Emily: It’s compact, is what it is.
Britt: Yeah, it’s easy. It’s cheap. It’ll get you buzzed.
Emily: It’s portable, and how much was the bill at the Foodery?
Emily: Couldn’t have been more than $10. [With] Foodery markup it was $8. I think they have to markup the shitty beer to deter that element.
Britt: What element are you talking about, Emily?
Emily: 40 drinking hobos, you know. I mean it’s on the very bottom shelf. I don’t know if you’ve noticed this, but downtown there are a lot more people on corners, with signs, like our signs.
Emily: Is that the first time you ever had a 40 on a stoop?

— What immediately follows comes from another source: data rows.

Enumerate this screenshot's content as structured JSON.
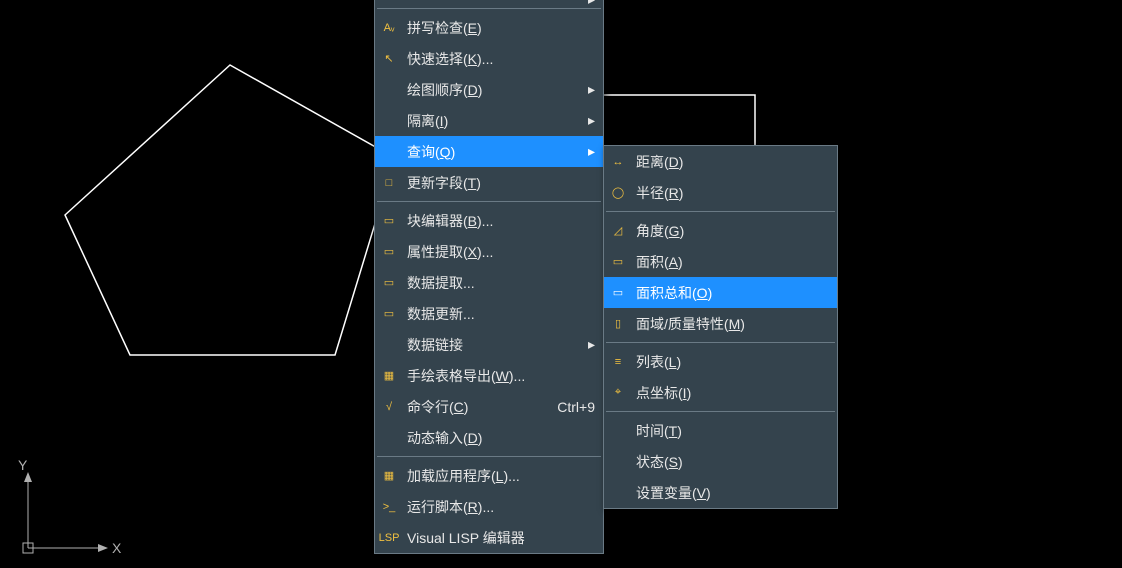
{
  "menu1": {
    "items": [
      {
        "icon": "",
        "label": "",
        "arrow": true,
        "top_cut": true
      },
      {
        "sep": true
      },
      {
        "icon": "spell-check-icon",
        "glyph": "Aᵥ",
        "label": "拼写检查(<u>E</u>)"
      },
      {
        "icon": "quick-select-icon",
        "glyph": "↖",
        "label": "快速选择(<u>K</u>)..."
      },
      {
        "icon": "",
        "label": "绘图顺序(<u>D</u>)",
        "arrow": true
      },
      {
        "icon": "",
        "label": "隔离(<u>I</u>)",
        "arrow": true
      },
      {
        "icon": "",
        "label": "查询(<u>Q</u>)",
        "arrow": true,
        "highlight": true
      },
      {
        "icon": "update-field-icon",
        "glyph": "□",
        "label": "更新字段(<u>T</u>)"
      },
      {
        "sep": true
      },
      {
        "icon": "block-editor-icon",
        "glyph": "▭",
        "label": "块编辑器(<u>B</u>)..."
      },
      {
        "icon": "attribute-extract-icon",
        "glyph": "▭",
        "label": "属性提取(<u>X</u>)..."
      },
      {
        "icon": "data-extract-icon",
        "glyph": "▭",
        "label": "数据提取..."
      },
      {
        "icon": "data-update-icon",
        "glyph": "▭",
        "label": "数据更新..."
      },
      {
        "icon": "",
        "label": "数据链接",
        "arrow": true
      },
      {
        "icon": "table-export-icon",
        "glyph": "▦",
        "label": "手绘表格导出(<u>W</u>)..."
      },
      {
        "icon": "command-line-icon",
        "glyph": "√",
        "label": "命令行(<u>C</u>)",
        "shortcut": "Ctrl+9"
      },
      {
        "icon": "",
        "label": "动态输入(<u>D</u>)"
      },
      {
        "sep": true
      },
      {
        "icon": "load-app-icon",
        "glyph": "▦",
        "label": "加载应用程序(<u>L</u>)..."
      },
      {
        "icon": "run-script-icon",
        "glyph": ">_",
        "label": "运行脚本(<u>R</u>)..."
      },
      {
        "icon": "vlisp-icon",
        "glyph": "LSP",
        "label": "Visual LISP 编辑器"
      }
    ]
  },
  "menu2": {
    "items": [
      {
        "icon": "distance-icon",
        "glyph": "↔",
        "label": "距离(<u>D</u>)"
      },
      {
        "icon": "radius-icon",
        "glyph": "◯",
        "label": "半径(<u>R</u>)"
      },
      {
        "sep": true
      },
      {
        "icon": "angle-icon",
        "glyph": "◿",
        "label": "角度(<u>G</u>)"
      },
      {
        "icon": "area-icon",
        "glyph": "▭",
        "label": "面积(<u>A</u>)"
      },
      {
        "icon": "area-sum-icon",
        "glyph": "▭",
        "label": "面积总和(<u>O</u>)",
        "highlight": true
      },
      {
        "icon": "region-mass-icon",
        "glyph": "▯",
        "label": "面域/质量特性(<u>M</u>)"
      },
      {
        "sep": true
      },
      {
        "icon": "list-icon",
        "glyph": "≡",
        "label": "列表(<u>L</u>)"
      },
      {
        "icon": "point-coord-icon",
        "glyph": "⌖",
        "label": "点坐标(<u>I</u>)"
      },
      {
        "sep": true
      },
      {
        "icon": "",
        "label": "时间(<u>T</u>)"
      },
      {
        "icon": "",
        "label": "状态(<u>S</u>)"
      },
      {
        "icon": "",
        "label": "设置变量(<u>V</u>)"
      }
    ]
  },
  "axis": {
    "x": "X",
    "y": "Y"
  }
}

Britt: Yes. That is the first time I ever had a 40 in my hand on a stoop. Actually, I’ve never even sat on a stoop before.
Emily: You’ve never stooped before?
Britt: I grew up on a farm, so we don’t really have stoops. We have fields with cow shit. That makes me feel really comfortable.
Emily: In your defense, I would feel equally uncomfortable if I was asked to drink cider on a farm.
Britt: And I would feel so comfortable.
Emily: So my question goes to music. If you have people over to your house, what music are you playing?
Britt: Like an easy-going dinner with friends?
Emily: A picnic.
Britt: Whatever you start off from, it’s always going into a hardcore party. So we’re going to start off with a little Michael Bublé. Then, we’re going to go from Michael to a little Skillet. Then, probably a little Papa Roach. Then, a little Rhianna and then a little Nicki Minaj. Then, we’re going to go balls-to-the-wall and end it with Macklemore. Also, throw a little Carla Bruni in there. She’s French, I don’t know if you know her.
This just led to an endless mocking of Brittney’s taste in music, which the interview never recovered from.